Exercise prompt
Your answer must be every line of the data that holds the string "this".
+--
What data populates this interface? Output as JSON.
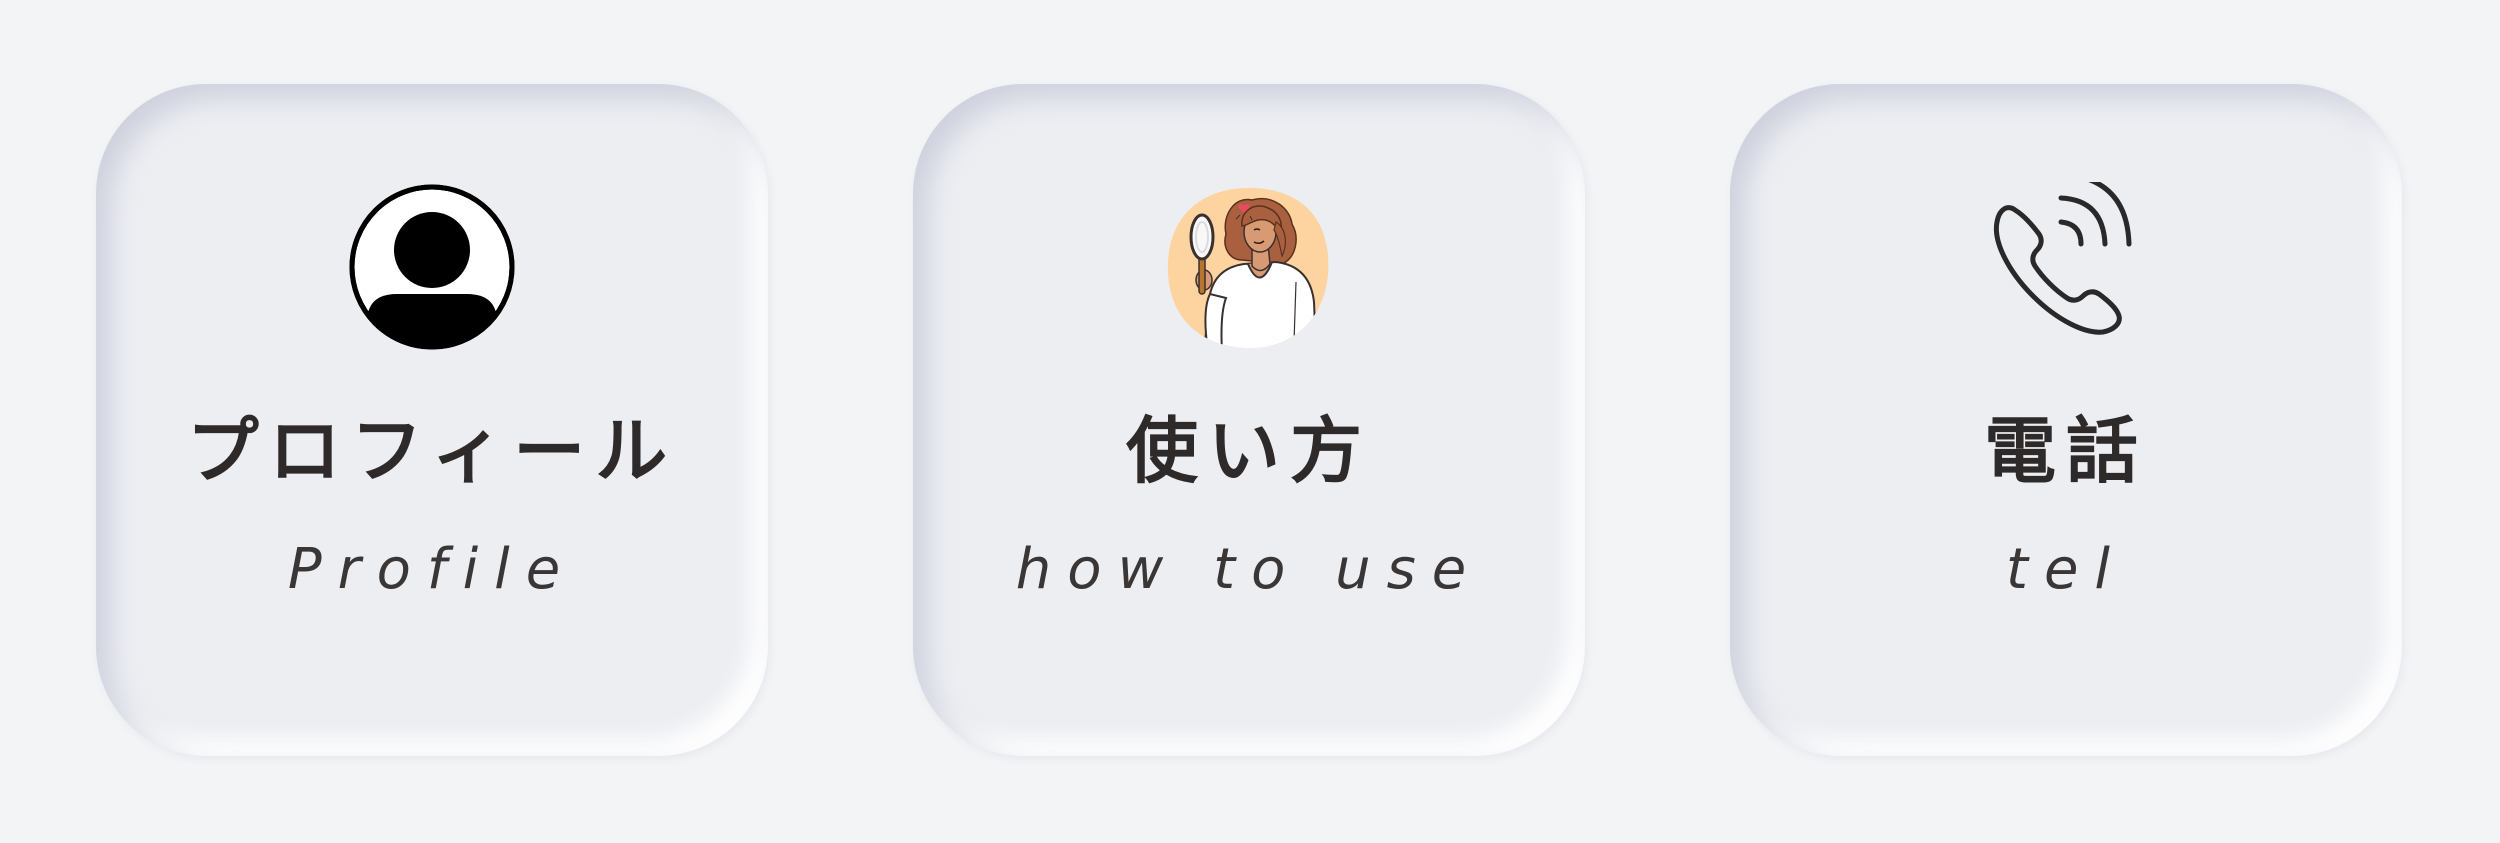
{
  "cards": [
    {
      "id": "profile",
      "title_ja": "プロフィール",
      "title_en": "Profile",
      "icon": "user-circle-icon"
    },
    {
      "id": "howto",
      "title_ja": "使い方",
      "title_en": "how to use",
      "icon": "woman-with-magnifier-illustration"
    },
    {
      "id": "tel",
      "title_ja": "電話",
      "title_en": "tel",
      "icon": "phone-ringing-icon"
    }
  ],
  "colors": {
    "background": "#f3f4f6",
    "card": "#eceef2",
    "text": "#2e2a2a",
    "illustration_blob": "#fdd39f",
    "illustration_hair": "#a9603f",
    "illustration_heart": "#e84a5f"
  }
}
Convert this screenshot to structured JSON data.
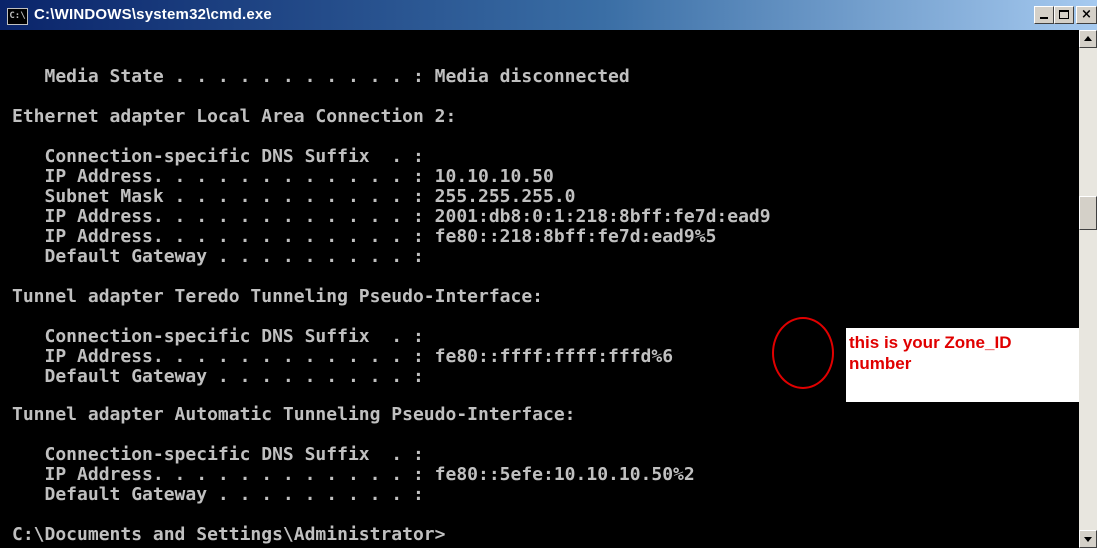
{
  "window": {
    "title": "C:\\WINDOWS\\system32\\cmd.exe",
    "icon_text": "C:\\",
    "icon": "cmd-console-icon"
  },
  "console": {
    "lines": [
      "   Media State . . . . . . . . . . . : Media disconnected",
      "Ethernet adapter Local Area Connection 2:",
      "   Connection-specific DNS Suffix  . :",
      "   IP Address. . . . . . . . . . . . : 10.10.10.50",
      "   Subnet Mask . . . . . . . . . . . : 255.255.255.0",
      "   IP Address. . . . . . . . . . . . : 2001:db8:0:1:218:8bff:fe7d:ead9",
      "   IP Address. . . . . . . . . . . . : fe80::218:8bff:fe7d:ead9%5",
      "   Default Gateway . . . . . . . . . :",
      "Tunnel adapter Teredo Tunneling Pseudo-Interface:",
      "   Connection-specific DNS Suffix  . :",
      "   IP Address. . . . . . . . . . . . : fe80::ffff:ffff:fffd%6",
      "   Default Gateway . . . . . . . . . :",
      "Tunnel adapter Automatic Tunneling Pseudo-Interface:",
      "   Connection-specific DNS Suffix  . :",
      "   IP Address. . . . . . . . . . . . : fe80::5efe:10.10.10.50%2",
      "   Default Gateway . . . . . . . . . :",
      "C:\\Documents and Settings\\Administrator>"
    ]
  },
  "annotation": {
    "line1": "this is your Zone_ID",
    "line2": "number",
    "color": "#e00000"
  },
  "colors": {
    "console_bg": "#000000",
    "console_text": "#c0c0c0",
    "titlebar_start": "#0a246a",
    "titlebar_end": "#a6caf0"
  }
}
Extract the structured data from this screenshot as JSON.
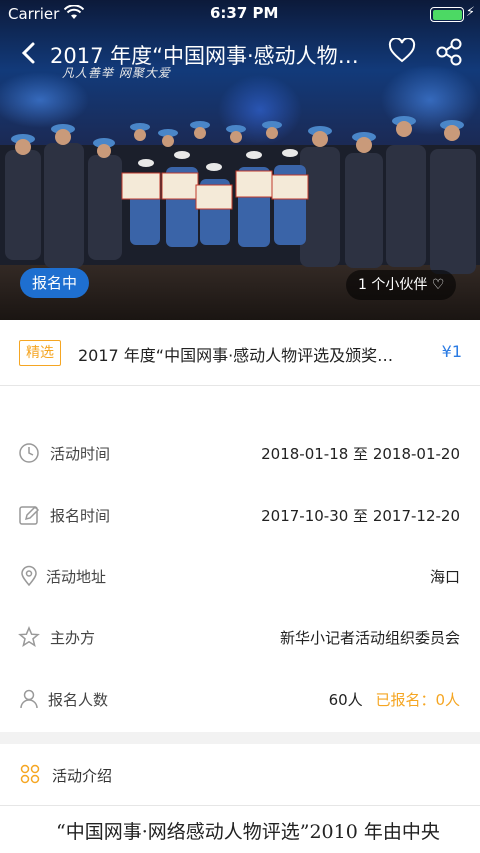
{
  "status_bar": {
    "carrier": "Carrier",
    "time": "6:37 PM"
  },
  "nav": {
    "title": "2017 年度“中国网事·感动人物评选及颁奖…"
  },
  "hero": {
    "banner": "凡人善举  网聚大爱",
    "status_badge": "报名中",
    "companions": "1 个小伙伴"
  },
  "event": {
    "tag": "精选",
    "name": "2017 年度“中国网事·感动人物评选及颁奖…",
    "price": "¥1"
  },
  "info": [
    {
      "icon": "clock-icon",
      "label": "活动时间",
      "value": "2018-01-18 至 2018-01-20"
    },
    {
      "icon": "edit-icon",
      "label": "报名时间",
      "value": "2017-10-30 至 2017-12-20"
    },
    {
      "icon": "location-icon",
      "label": "活动地址",
      "value": "海口"
    },
    {
      "icon": "star-icon",
      "label": "主办方",
      "value": "新华小记者活动组织委员会"
    },
    {
      "icon": "person-icon",
      "label": "报名人数",
      "value": "60人",
      "sub": "已报名：0人"
    }
  ],
  "intro": {
    "title": "活动介绍",
    "body": "“中国网事·网络感动人物评选”2010 年由中央"
  },
  "colors": {
    "accent": "#f5a623",
    "blue": "#1e6fd0",
    "price": "#2b7be3"
  }
}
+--
Exercise result
What data populates this interface? Output as JSON.
Convert this screenshot to structured JSON data.
    "line1": "this is your Zone_ID",
Extract the structured data from this screenshot as JSON.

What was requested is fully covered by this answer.